You Don't Need To Be Productive During Quarantine

Most of us are now around one month into social distancing due to the coronavirus outbreak. With many of our lives suddenly turned upside down, people are now looking for new ways to spend their time. There’s certainly no harm in painting or doing a few pushups (emphasis on a few), but I have found over this month plenty of social media posts encouraging people to not “waste” this time. These posts tend to take things to the extreme; if you’re painting for fun, why aren’t you selling your work? Now is the perfect time to make some extra cash, right? If you are working out for fun, why aren’t you trying to lose weight? Don’t you want to impress everyone when you see them again? These views are problematic to begin with because you do not need to make a profit for your hobbies; you are allowed to do things just because you want to. However, this “rise and grind” attitude is especially problematic and toxic given our current situation.

This is an unprecedented time for all of us, and no matter what our situation is, we have all made sacrifices. The vast majority of us are now in a less-than-ideal situation, to put it lightly, and for college students, our spring and summer plans have been decimated. Between completing my school work, doing tasks for my now-remote job, applying for local jobs, and applying for remote internships, I easily spend at least 6 hours a day on my computer. And none of those hours are being devoted to learning a new skill or making a massive profit. My motivation was pretty high when I was on campus, but now that I am back in my house in a distracting environment and there is so much chaos in the world and in my personal life, it’s a miracle when I get through my daily school assignments.

Another huge obstacle many of us are facing right now is mental health. For me personally, my mental health was pretty good after I moved out of the house and went to college. When I was in high school, I never really socialized or went outside because I was struggling, but in college, I was practically forced to do those things, and thus, my mental health improved. However, moving back home and literally not being allowed to have face-to-face social interaction has made my mind feel like I am back in high school. People who are enduring mental health issues right now should not feel obligated to do something that the outside world would consider productive. Does watching TikToks for 5 hours make you feel better than writing a novel would? Good, then do the thing that makes you feel better.  

Regardless of our situation, every single one of us has missed out on something we were looking forward to, and it is okay to take this time to grieve.
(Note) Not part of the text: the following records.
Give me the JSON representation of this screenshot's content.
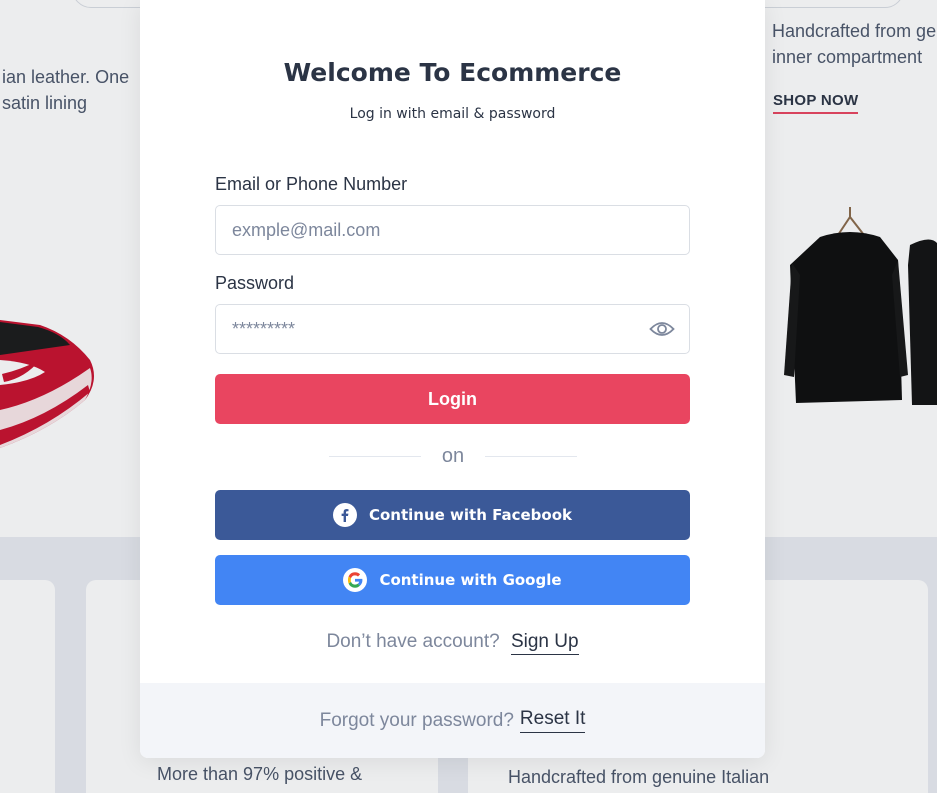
{
  "background": {
    "left_text": [
      "ian leather. One",
      " satin lining"
    ],
    "right_text": [
      "Handcrafted from ge",
      "inner compartment"
    ],
    "shop_now": "SHOP NOW",
    "card_text_1": "More than 97% positive &",
    "card_text_2": "Handcrafted from genuine Italian"
  },
  "modal": {
    "title": "Welcome To Ecommerce",
    "subtitle": "Log in with email & password",
    "email": {
      "label": "Email or Phone Number",
      "placeholder": "exmple@mail.com",
      "value": ""
    },
    "password": {
      "label": "Password",
      "placeholder": "*********",
      "value": "",
      "toggle_icon": "eye-icon"
    },
    "login_label": "Login",
    "divider_text": "on",
    "facebook_label": "Continue with Facebook",
    "google_label": "Continue with Google",
    "signup_prompt": "Don’t have account?",
    "signup_link": "Sign Up",
    "forgot_prompt": "Forgot your password?",
    "reset_link": "Reset It"
  },
  "colors": {
    "primary": "#e94560",
    "facebook": "#3b5998",
    "google": "#4285f4",
    "text_dark": "#2b3445",
    "text_muted": "#7d879c"
  }
}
Especially for you seniors, do not let anyone tell you that you cannot be upset about losing graduation and your last few weeks of school. For some people, keeping yourself busy and active is the best way for you to grieve, and if that is you, do that. For others, putting everything on pause and recovering is the best way for you to grieve, and if that is you, do that. The only thing you should be required to do during this time is to take care of yourself and your mental health. Do not feel required to become a new person with new hobbies and side hustles. Of course, you should try to do your school assignments if you can and work if you still have a job, but if it takes you longer than usual or if your work quality is not as great, that is okay.


With all of this time that we now have, you should not feel pressured to accomplish any massive feats, but you need to take care of yourself. Spending a bunch of time on Twitter or watching the news probably will not make you feel any better because of how upsetting the stories on there are. Whatever prioritizing mental health looks like for you, do that. For me, I have been following the Blogilates April workout calendar, I have been writing down 10 things that I am grateful for every single morning (to keep me positive), and I have been slowly but surely cleaning out the clutter in my room. But the things that I have been doing may not interest you or work for you, so I hope that you can find out what things you truly enjoy doing, regardless of whether they are considered productive or not.